By Stephanie Todd
BBC News Online Scotland
The scene following a major explosion in Glasgow was compared to an earthquake by firefighters battling to free those trapped beneath the rubble.
Very little of the original building remained intact after the blast
Only a corner of the four-storey Stockline Plastics factory building remained standing, with the rest an unrecognisable pile of bricks, wood and dust following the incident.
Residents of nearby flats looked on in shock and alarm as streams of fire engines, police cars, motorbikes and ambulances flooded their quiet streets and cul-de-sacs surrounding the remnants of the Stockline premises.
Firefighters kept in regular contact with several "pockets" of people trapped beneath the rubble as they carefully picked their way through the debris trying to reach them.
Many of those trapped were believed to have been in offices above the factory floor when the building gave way under the force of the explosion.
Small mobile forklift trucks were brought to the scene by Strathclyde Fire Brigade in an attempt to aid the rescue effort.
Crates full of bottled water were also brought for firefighters working tirelessly in warm, dusty conditions.
Firefighters working in warm, dusty conditions were given bottled water
Due to the warm temperatures in Glasgow many firefighters at the scene were reported to be suffering from heat exhaustion.
The car park of the nearby Firhill Sports Complex was transformed into a base for the fire brigade Major Incident Mobile Unit, doubling as a landing pad for the force's mini-helicopter which was quickly on the scene.
A stream of ambulances were on stand-by in a supermarket car park neighbouring the factory, ready to treat any casualties brought out from under the rubble and transport them to hospital.
'Terror and shock'
Scottish Ambulance mobile "treatment tents" were erected by paramedics to treat those who escaped the explosion with minor injuries.
The streets surrounding the area were closed off and a police cordon was set up
around the perimeter of the factory, next to a small shopping centre.
Hundreds of people had gathered in the streets to witness the commotion and
many were visibly distressed by the scene.
From a distance firefighters could be seen sifting through the wreckage,
pulling back bricks, slabs of concrete, bits of wood, in a bid to reach those
believed to be trapped.
Fire engines and ambulances spilled into surrounding streets
Rescuers forecast the operation, which has been declared a major incident,
could take as long as 48 hours.
Andrew Johnston, 29, whose mother works at the factory, said he feared for her
life when he heard about the explosion.
"I heard about it on the radio and tried to call her but I couldn't get through to anyone so I rushed down here.
"My first thought was terror, shock... the not knowing if my mum was okay was
Close knit community
"When I got here, I spoke to a girl I knew worked with my mum and she pointed my mum out in the crowd of people. I just ran over to her and hugged her, the
relief was unreal."
The local community centre yards from the site of the explosion has been set up as a "designated emergency centre", acting as an information point for friends and relatives of those who had been working inside the factory.

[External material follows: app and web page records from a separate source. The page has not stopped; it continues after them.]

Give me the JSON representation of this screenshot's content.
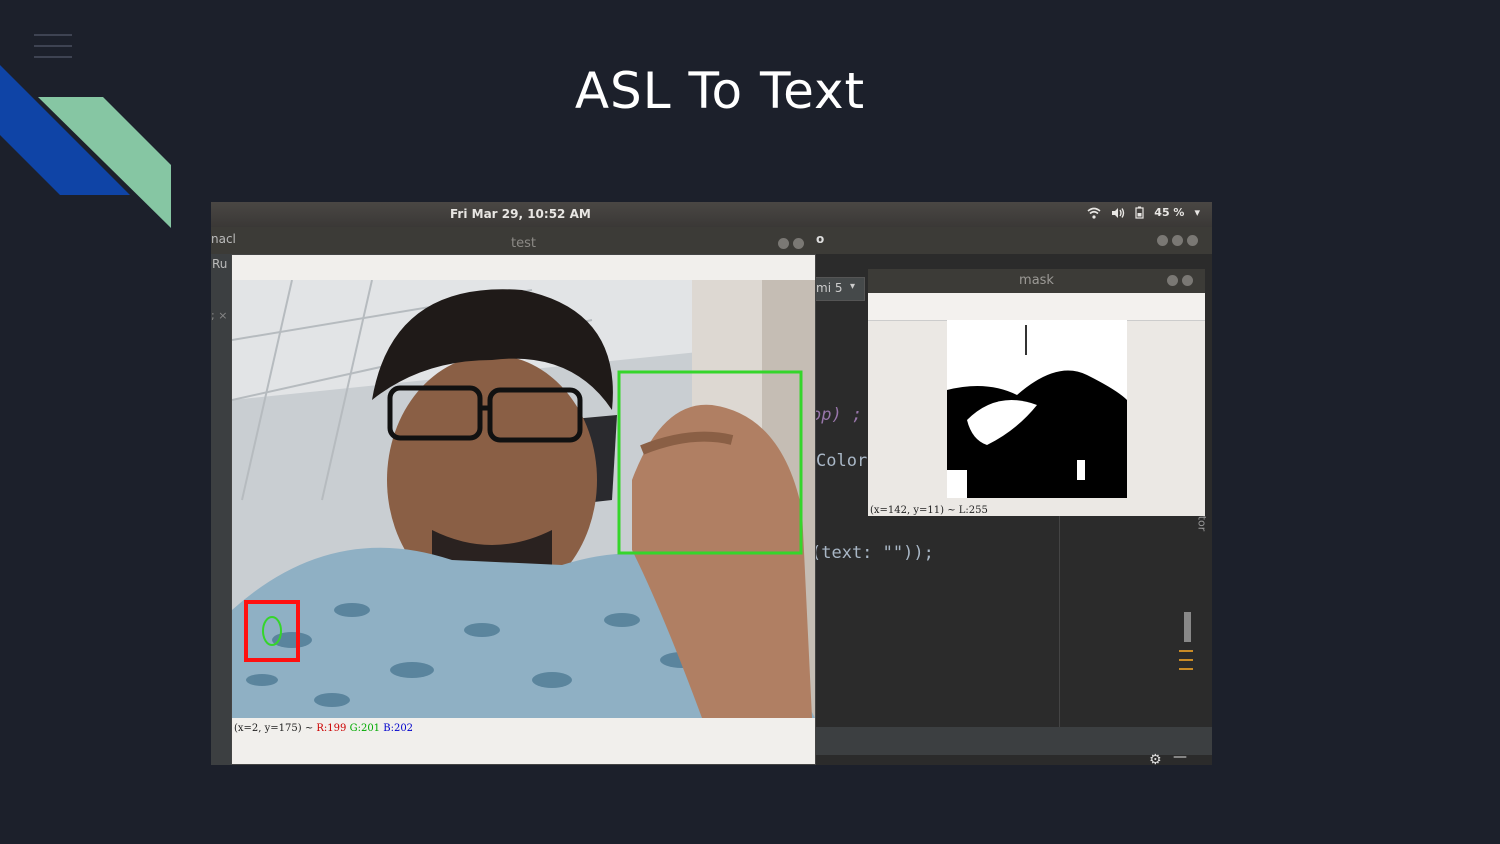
{
  "slide": {
    "title": "ASL To Text",
    "colors": {
      "background": "#1c202b",
      "deco_blue": "#0f44a6",
      "deco_green": "#86c6a3"
    }
  },
  "menu_icon": "hamburger-menu-icon",
  "screenshot": {
    "topbar": {
      "clock": "Fri Mar 29, 10:52 AM",
      "battery": "45 %",
      "icons": [
        "wifi-icon",
        "volume-icon",
        "battery-icon",
        "dropdown-caret-icon"
      ]
    },
    "ide": {
      "title_fragment": "nacl",
      "menu_fragment": "Ru",
      "tab_fragment": "mi 5",
      "tab_close_fragment": "; ×",
      "code_lines": [
        "op) ;",
        "Color",
        "(text: \"\"));"
      ],
      "side_label": "tor",
      "window_title_fragment": "o"
    },
    "test_window": {
      "title": "test",
      "status_prefix": "(x=2, y=175) ~ ",
      "status_r": "R:199",
      "status_g": "G:201",
      "status_b": "B:202"
    },
    "mask_window": {
      "title": "mask",
      "status": "(x=142, y=11) ~ L:255"
    }
  }
}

Police officers, social workers and representatives from the city council were all on hand offering support and advice to local people.
An investigation into the cause of the explosion is already under way

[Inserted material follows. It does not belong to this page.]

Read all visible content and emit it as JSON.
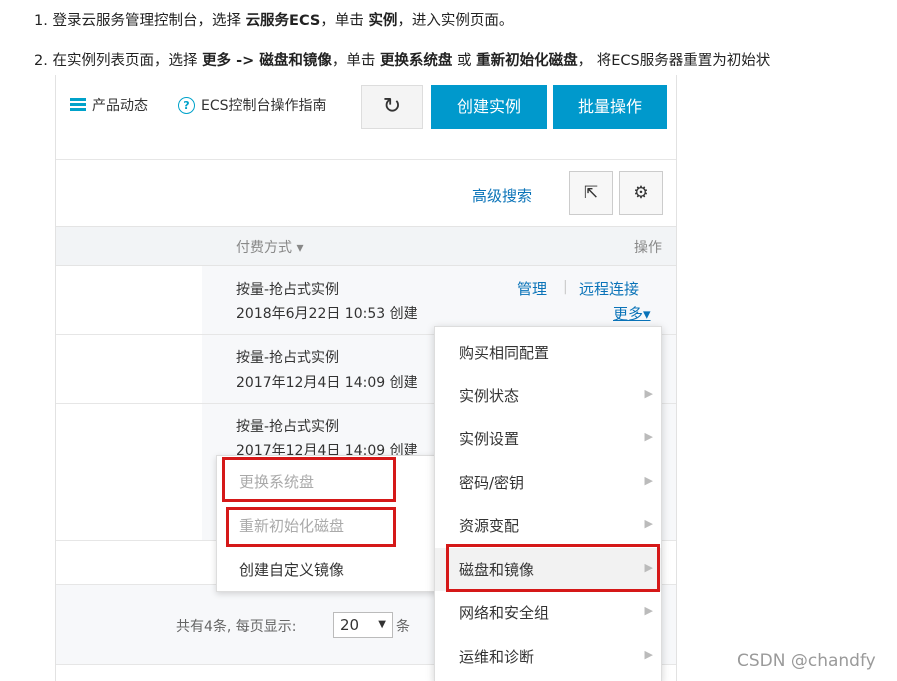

Gary Gentels, facilities manager at the centre, said: "Everyone who's coming in is very shocked and some are very upset. The relatives will be waiting here until we get some further news.
"A lot of the people in the factory probably live locally. It is a very close knit community and this will hit pretty hard."
According to NHS Greater Glasgow, those wounded in the explosion were being taken to the Western Infirmary, the Southern General, the Royal Infirmary and Victoria Infirmary.
Those described as "walking wounded" were being treated at Stobhill Accident and Emergency.
A "rest centre" was set up by the British Red Cross at the nearby Woodside health clinic with mental health nurses there to offer support.
Alan Dorn, Emergency Planning Officer at NHS Greater Glasgow, said that Glasgow is unique in having a large number of hospitals.
Casualties were sent to the nearest hospital - the Western Infirmary - and two medical emergency teams were scrambled from the hospitals furthest away.
According to Mr Dorn, this makes sure all hospitals have maximum staffing levels.